Is Iceland bank thawing over council money?
PUBLISHED: 16:39 26 November 2008 | UPDATED: 10:17 23 August 2010
INITIAL talks between council finance chiefs and their Icelandic creditors to recover the £920 million invested in the country s banks have been described as positive. Nick Vickers, head of financial services at Kent County Council (KCC), and a counterp
INITIAL talks between council finance chiefs and their Icelandic creditors to recover the £920 million invested in the country's banks have been described as positive.
Nick Vickers, head of financial services at Kent County Council (KCC), and a counterpart at Barnet council met with representatives from Glitnir and Landsbanki banks last Wednesday..
The meeting was the first opportunity KCC had since the crisis broke enabling it to assess its chances of retrieving invested funds.
KCC Cabinet member for finance Nick Chard said: "The meeting was the first step in a very complex process, but initial indications are positive. We are determined to follow the process through and fight to get every penny back. We cannot comment on specific details of the meeting at this stage for legal reasons, but we will continue to update Kent residents as we progress."
Jim Beattie, chairman of the Swanley Chamber of Commerce, said: "The loss of the £50 million has definitely been negative. We regularly discuss business rate rebates with the councils. I would imagine rebates would suffer from the loss.
"If there is a shortfall it is unlikely they would have a lot of money to play with."
Mr Beattie, 56, added: "I doubt very much they will get all of it back, they may get some, but not all of it. Iceland has effectively gone bankrupt. You can't get blood out of a stone."

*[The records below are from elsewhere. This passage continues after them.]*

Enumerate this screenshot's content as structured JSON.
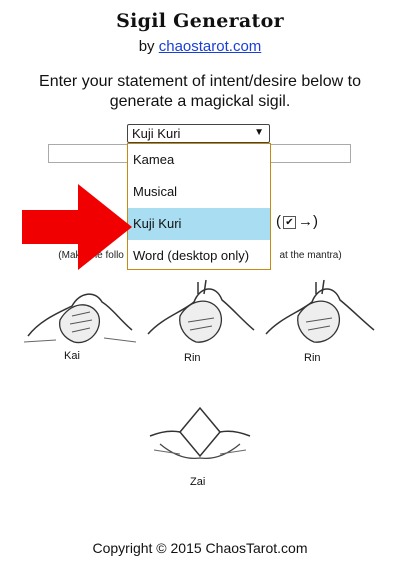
{
  "header": {
    "title": "Sigil Generator",
    "by_prefix": "by",
    "by_link": "chaostarot.com"
  },
  "instructions": "Enter your statement of intent/desire below to generate a magickal sigil.",
  "mode_select": {
    "selected": "Kuji Kuri",
    "options": [
      "Kamea",
      "Musical",
      "Kuji Kuri",
      "Word (desktop only)"
    ],
    "highlighted_index": 2
  },
  "options_row": {
    "checkbox_checked": true,
    "arrow_text": "→)"
  },
  "note": {
    "left": "(Make the follo",
    "right": "at the mantra)"
  },
  "hands": [
    {
      "label": "Kai"
    },
    {
      "label": "Rin"
    },
    {
      "label": "Rin"
    },
    {
      "label": "Zai"
    }
  ],
  "colors": {
    "arrow": "#f00000",
    "highlight": "#a9def2",
    "dropdown_border": "#c58a12",
    "link": "#1a3fd6"
  },
  "footer": {
    "copyright": "Copyright © 2015 ChaosTarot.com"
  }
}
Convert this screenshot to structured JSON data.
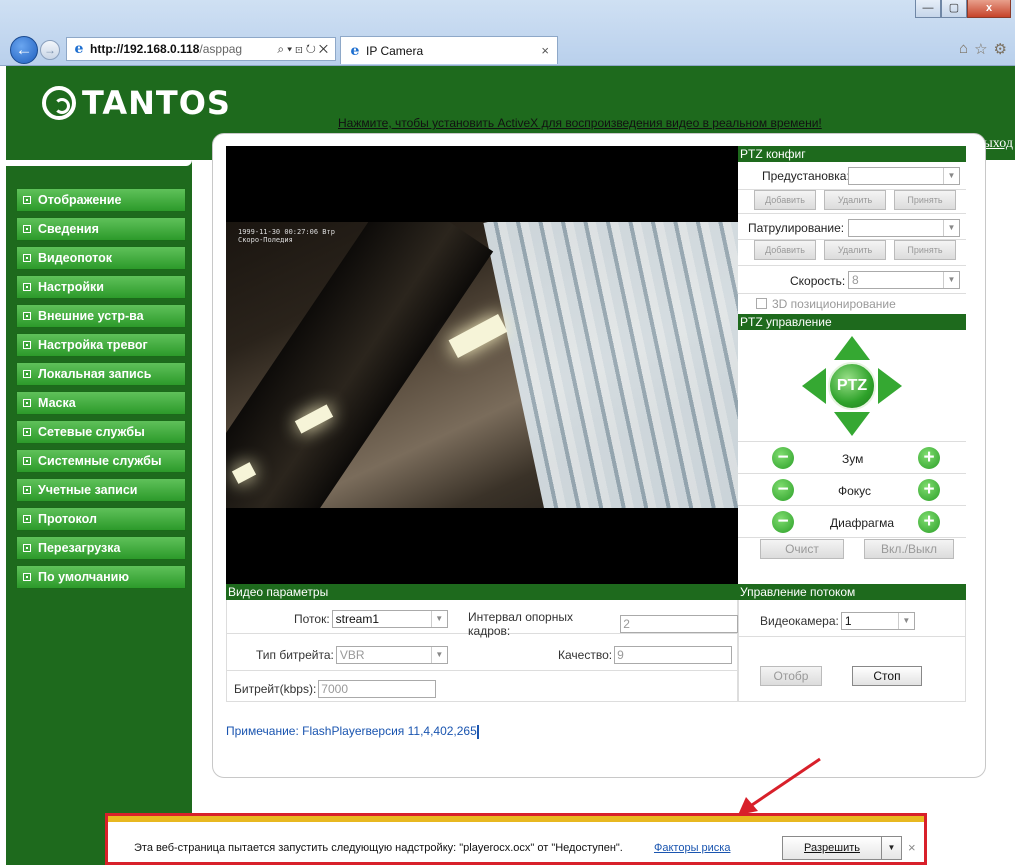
{
  "browser": {
    "url_host": "http://192.168.0.118",
    "url_rest": "/asppag",
    "tab_title": "IP Camera",
    "window_buttons": [
      "—",
      "▢",
      "x"
    ]
  },
  "header": {
    "logo_text": "TANTOS",
    "exit_label": "Выход"
  },
  "sidebar": {
    "items": [
      {
        "label": "Отображение"
      },
      {
        "label": "Сведения"
      },
      {
        "label": "Видеопоток"
      },
      {
        "label": "Настройки"
      },
      {
        "label": "Внешние устр-ва"
      },
      {
        "label": "Настройка тревог"
      },
      {
        "label": "Локальная запись"
      },
      {
        "label": "Маска"
      },
      {
        "label": "Сетевые службы"
      },
      {
        "label": "Системные службы"
      },
      {
        "label": "Учетные записи"
      },
      {
        "label": "Протокол"
      },
      {
        "label": "Перезагрузка"
      },
      {
        "label": "По умолчанию"
      }
    ]
  },
  "install_link": "Нажмите, чтобы установить ActiveX для воспроизведения видео в реальном времени!",
  "video": {
    "osd_line1": "1999-11-30 00:27:06 Втр",
    "osd_line2": "Скоро-Поледия"
  },
  "ptz_config": {
    "title": "PTZ конфиг",
    "preset_label": "Предустановка:",
    "preset_value": "",
    "patrol_label": "Патрулирование:",
    "patrol_value": "",
    "btn_add": "Добавить",
    "btn_delete": "Удалить",
    "btn_apply": "Принять",
    "speed_label": "Скорость:",
    "speed_value": "8",
    "pos3d_label": "3D позиционирование"
  },
  "ptz_control": {
    "title": "PTZ управление",
    "center_label": "PTZ",
    "zoom_label": "Зум",
    "focus_label": "Фокус",
    "iris_label": "Диафрагма",
    "btn_clear": "Очист",
    "btn_onoff": "Вкл./Выкл"
  },
  "video_params": {
    "title": "Видео параметры",
    "stream_label": "Поток:",
    "stream_value": "stream1",
    "keyframe_label": "Интервал опорных кадров:",
    "keyframe_value": "2",
    "bitrate_type_label": "Тип битрейта:",
    "bitrate_type_value": "VBR",
    "quality_label": "Качество:",
    "quality_value": "9",
    "bitrate_label": "Битрейт(kbps):",
    "bitrate_value": "7000"
  },
  "stream_control": {
    "title": "Управление потоком",
    "camera_label": "Видеокамера:",
    "camera_value": "1",
    "btn_show": "Отобр",
    "btn_stop": "Стоп"
  },
  "note": "Примечание: FlashPlayerверсия 11,4,402,265",
  "notification": {
    "text": "Эта веб-страница пытается запустить следующую надстройку: \"playerocx.ocx\" от \"Недоступен\".",
    "risk_link": "Факторы риска",
    "allow_label": "Разрешить",
    "close": "×"
  },
  "colors": {
    "brand_green": "#1e6a1d",
    "menu_green": "#2c9a2a",
    "alert_red": "#d8202a"
  }
}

KCC has a total of £32 million invested in Glitnir and Landsbanki, with the remaining £18 million placed in the Heritable Bank.

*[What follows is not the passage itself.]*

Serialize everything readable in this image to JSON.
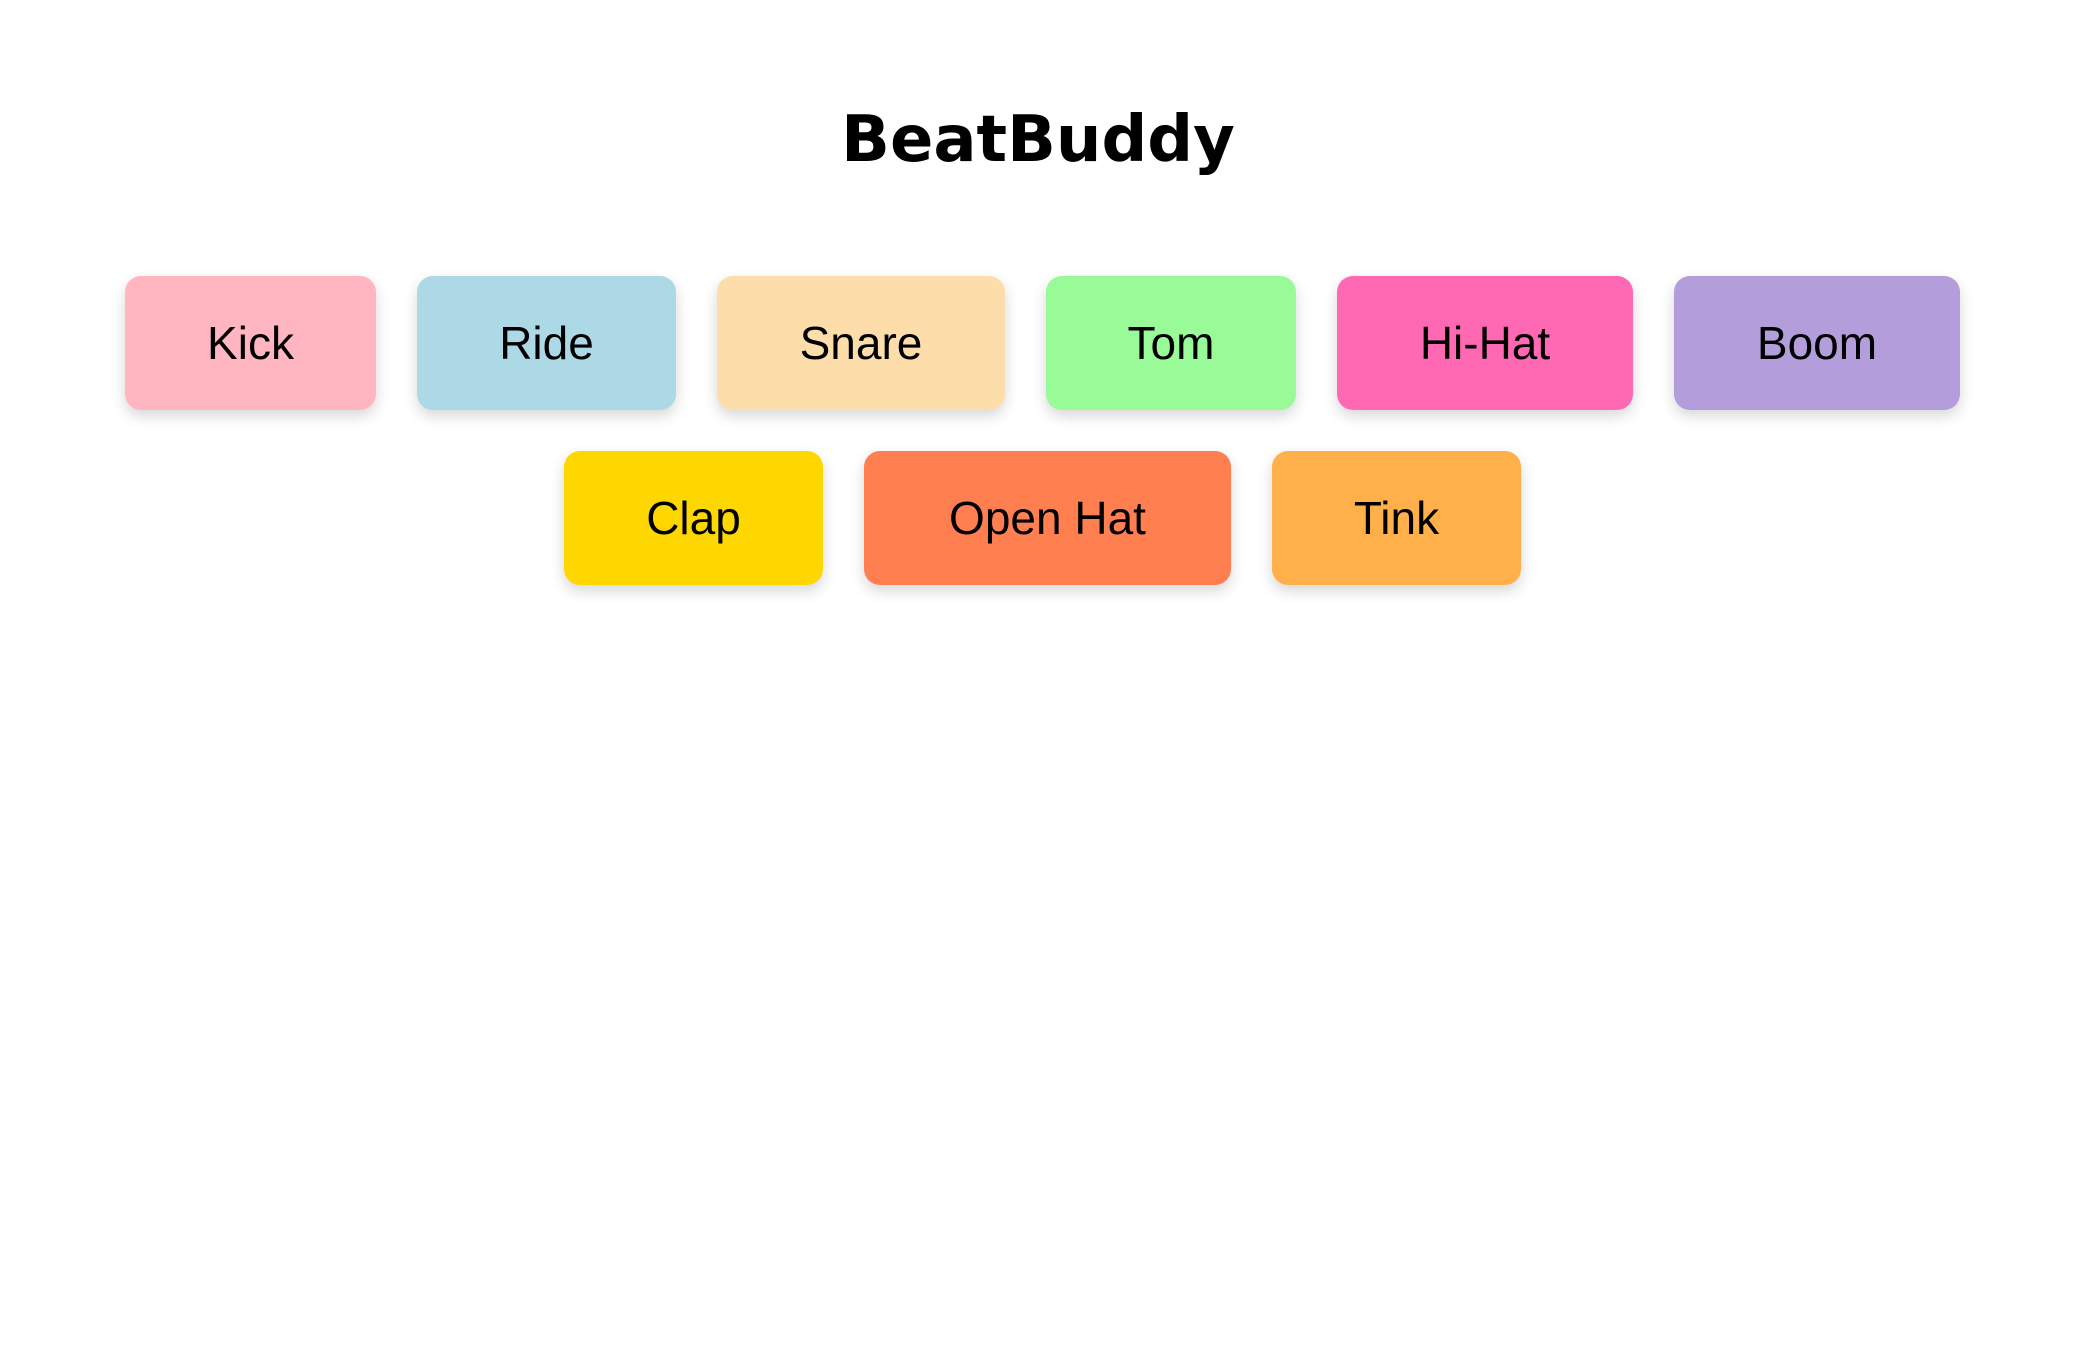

But because Heritable is based in the UK it is likely that a portion of money will eventually be recovered.